They drift together in the January chill, their heavy jackets, hats, coveralls and boots a palette of rich, earth tones. Behind them, rows of pickup trucks stand guard, the array of chrome grills proof that farmers are equal opportunity when it comes to machinery purchases. Newcomers arrive, gravel crunching under heavy tires.
The soothing cadence of dozens of different conversations ebbs and flows as they trade reports on the wet weather, prices of grain and the latest on oil and gas leases. A hodge-podge of wares surround them. Gallons of apple cider. Fifty-pound bags of grain. Piles of freshly cut firewood. Cattle sorting equipment. Squat towers of hay and straw.
It’s almost time.
A couple minutes after noon, one man adjusts his seed cap and raises his voice, instantly shifting into a sharp, rapid-fire monotone.
The auction has begun.
The water cooler
It’s a routine that’s repeated every week, although the past few years have taken their toll. The whitewashed sale barn is now a mottled grey, the paint peeling. The gravel parking lot isn’t as full as in years past. The sales have shrunk.
Despite the beating it has taken, it still represents something to farmers: community.
And perhaps that’s part of what keeps it going – it’s a tangible reminder that in spite of the often-solitary independence inherent in farming, there is still a need for a “water cooler,” a place to gather, shoot the breeze, share the frustrations and the victories.
As we waited to bid on straw, I realized as many times as I’ve been through this routine, I’ve also seen this played out elsewhere.
In 2004, I traveled through New South Wales with a sheep industry group. As part of the trip, we stopped at a typical Australian livestock auction. I can’t even convey the size – suffice it to say, even in a somewhat depleted economy then, there were hundreds of cattle and thousands of sheep for sale. I wrote about the trip (which included some time in New Zealand) here.
In August 2010, I traveled there to do a magazine story on an NGO focused on water purification. The end result is here.

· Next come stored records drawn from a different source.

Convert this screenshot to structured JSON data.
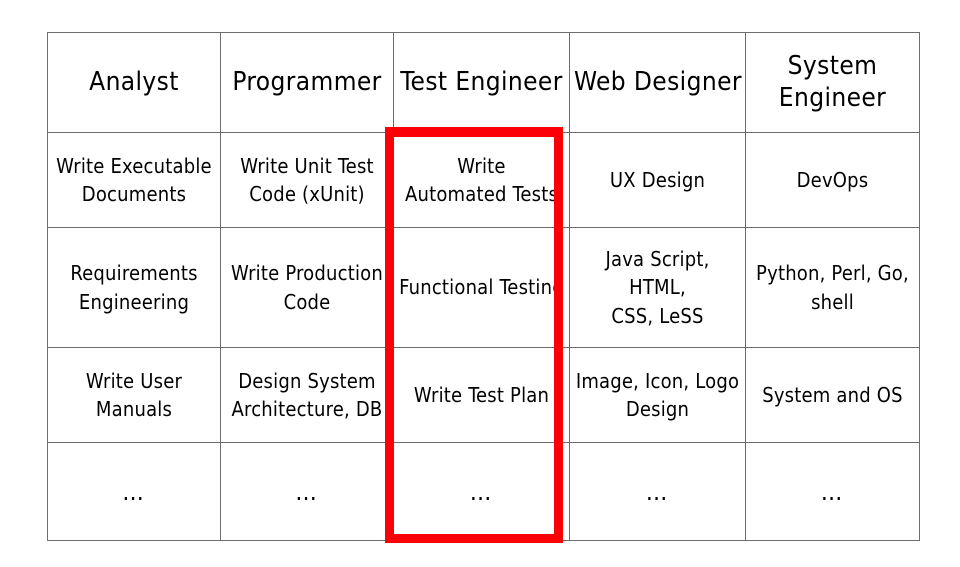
{
  "table": {
    "columns": [
      {
        "id": "analyst",
        "header": "Analyst"
      },
      {
        "id": "programmer",
        "header": "Programmer"
      },
      {
        "id": "test-engineer",
        "header": "Test Engineer"
      },
      {
        "id": "web-designer",
        "header": "Web Designer"
      },
      {
        "id": "system-engineer",
        "header_line1": "System",
        "header_line2": "Engineer"
      }
    ],
    "rows": [
      {
        "analyst": {
          "line1": "Write Executable",
          "line2": "Documents"
        },
        "programmer": {
          "line1": "Write Unit Test",
          "line2": "Code (xUnit)"
        },
        "test_engineer": {
          "line1": "Write",
          "line2": "Automated Tests"
        },
        "web_designer": {
          "line1": "UX Design",
          "line2": ""
        },
        "system_engineer": {
          "line1": "DevOps",
          "line2": ""
        }
      },
      {
        "analyst": {
          "line1": "Requirements",
          "line2": "Engineering"
        },
        "programmer": {
          "line1": "Write Production",
          "line2": "Code"
        },
        "test_engineer": {
          "line1": "Functional Testing",
          "line2": ""
        },
        "web_designer": {
          "line1": "Java Script,",
          "line2": "HTML,",
          "line3": "CSS, LeSS"
        },
        "system_engineer": {
          "line1": "Python, Perl, Go,",
          "line2": "shell"
        }
      },
      {
        "analyst": {
          "line1": "Write User",
          "line2": "Manuals"
        },
        "programmer": {
          "line1": "Design System",
          "line2": "Architecture, DB"
        },
        "test_engineer": {
          "line1": "Write Test Plan",
          "line2": ""
        },
        "web_designer": {
          "line1": "Image, Icon, Logo",
          "line2": "Design"
        },
        "system_engineer": {
          "line1": "System and OS",
          "line2": ""
        }
      },
      {
        "analyst": {
          "line1": "…",
          "line2": ""
        },
        "programmer": {
          "line1": "…",
          "line2": ""
        },
        "test_engineer": {
          "line1": "…",
          "line2": ""
        },
        "web_designer": {
          "line1": "…",
          "line2": ""
        },
        "system_engineer": {
          "line1": "…",
          "line2": ""
        }
      }
    ]
  },
  "highlight": {
    "target_column": "Test Engineer",
    "color": "#fb0007"
  },
  "colors": {
    "background": "#ffffff",
    "grid_line": "#6e6e6e",
    "text": "#000000",
    "highlight": "#fb0007"
  }
}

As our truck rattled along a dusty road from Leogane to the mountains to distribute water purification systems, we passed a gathering of people and cattle. As the scene flashed by, it was identified as a cattle auction (there was just enough time to snap a couple of photos). In the midst of the rubble from the earthquake eight months earlier, it seemed to be a nod to the country’s agricultural roots and an attempt at normalcy.
Ohio. Australia. Haiti. Three different scenes, worlds away from each other – but all with the same goal.
At each, farmers – large and small – gather. They share news and swap gossip. They evaluate the goods and livestock on hand. It’s their community.
Community comes in different forms, and no matter what form it takes, it’s important. It’s what makes us human. Over the years, I’ve come to treasure it – and I’m thankful for the reminders of that importance, no matter where they are on the map.